“I think honestly for the first time up until we took our first penalty, then I took a double minor, then I think they made a soft call on [John] Carlson there, that happens 100 times a game… it’s 2-2 at that point, and then I just think we got stretched out.”
After the Monday loss, Washington was right back at it for practice the following day. The Capitals worked on a number of drills, including work on special teams, 3-on-3 and coverage and connection up and down the ice. Despite the serious, “grumpy” climate, Washington believes it was a productive 70-minute skate that is a good starting point with the team looking to snap a four-game losing skid when they return to action on Saturday in New York.

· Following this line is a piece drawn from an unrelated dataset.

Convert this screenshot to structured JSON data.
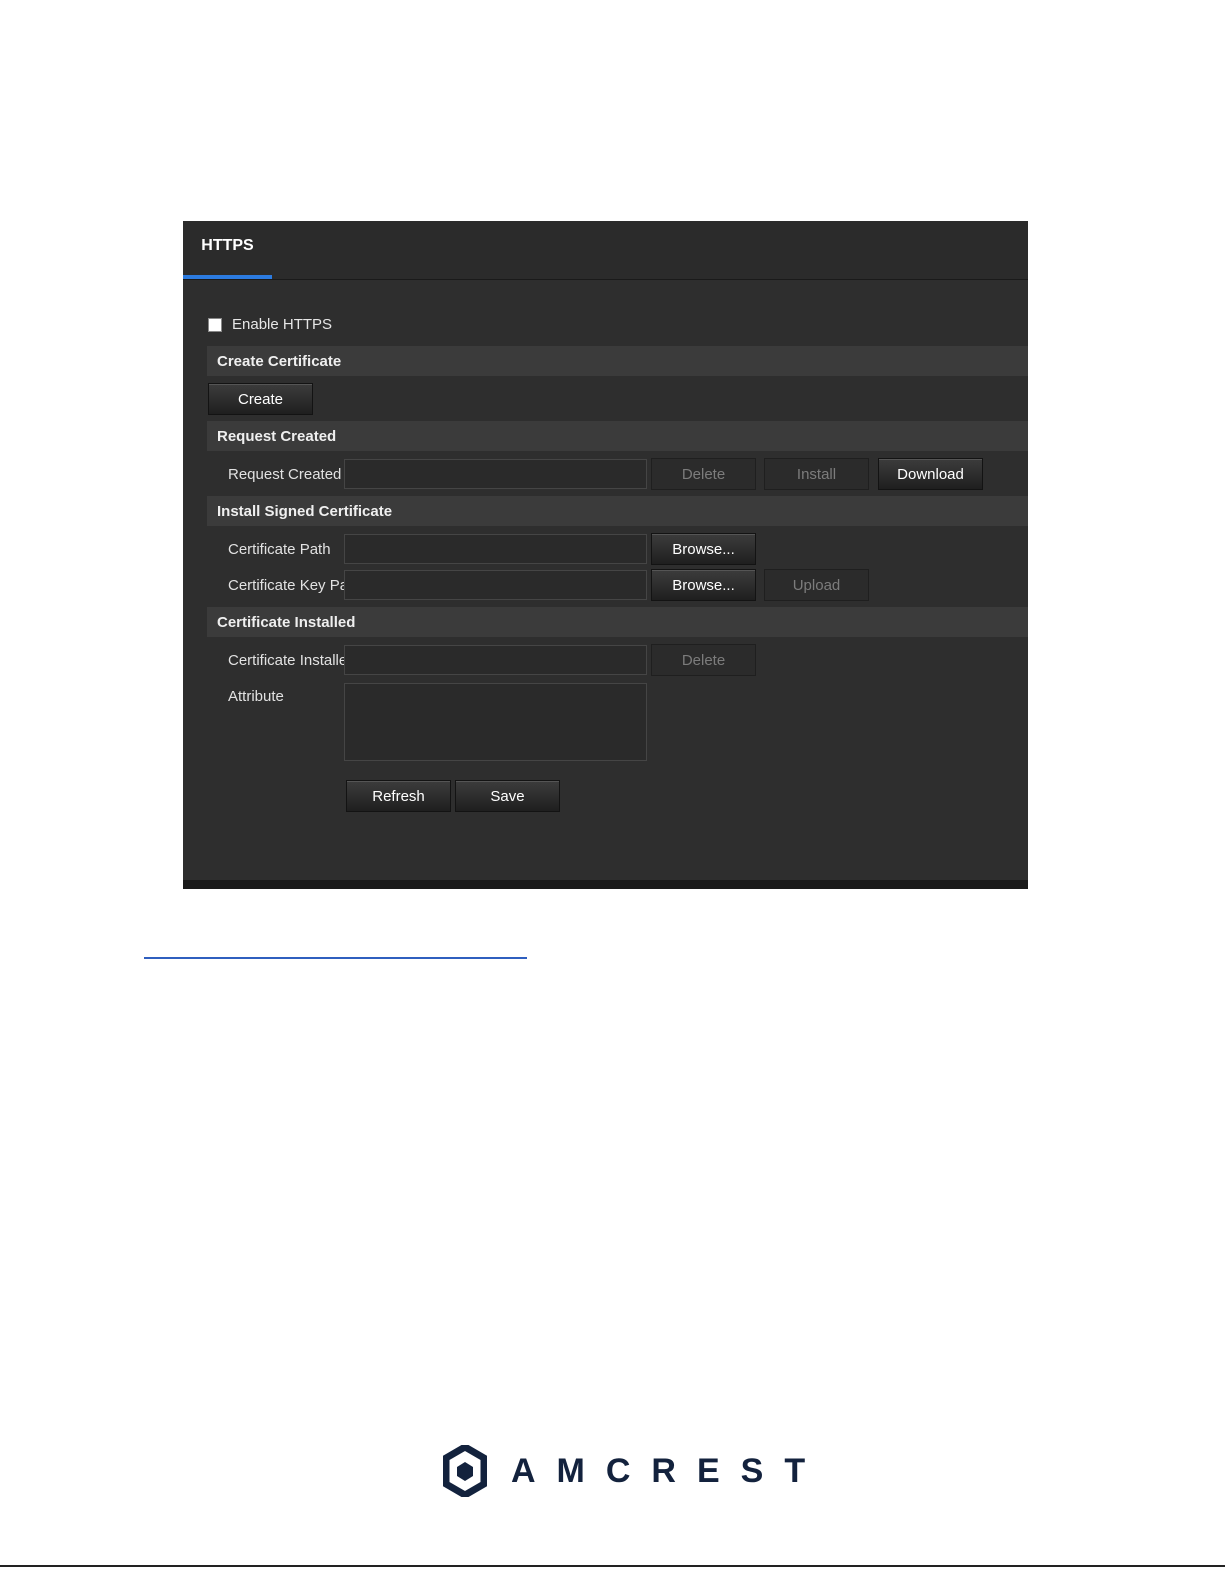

“I think everybody hates losing. I mean, the players hate losing, so I don’t think anybody’s in a great mood today,” head coach Peter Laviolette said Monday. “But we had work to do, and I thought it was good.”
“I think it should be that way. Like I said, that shouldn’t happen to us on home ice like it did last game,” Eller added with regard to the practice. “Left with a feeling you don’t often leave with. Probably a lot of guys felt that way. Therefore, guys’ competitive natures show up sometimes in practice the next day. Compete level should be high and it was today.”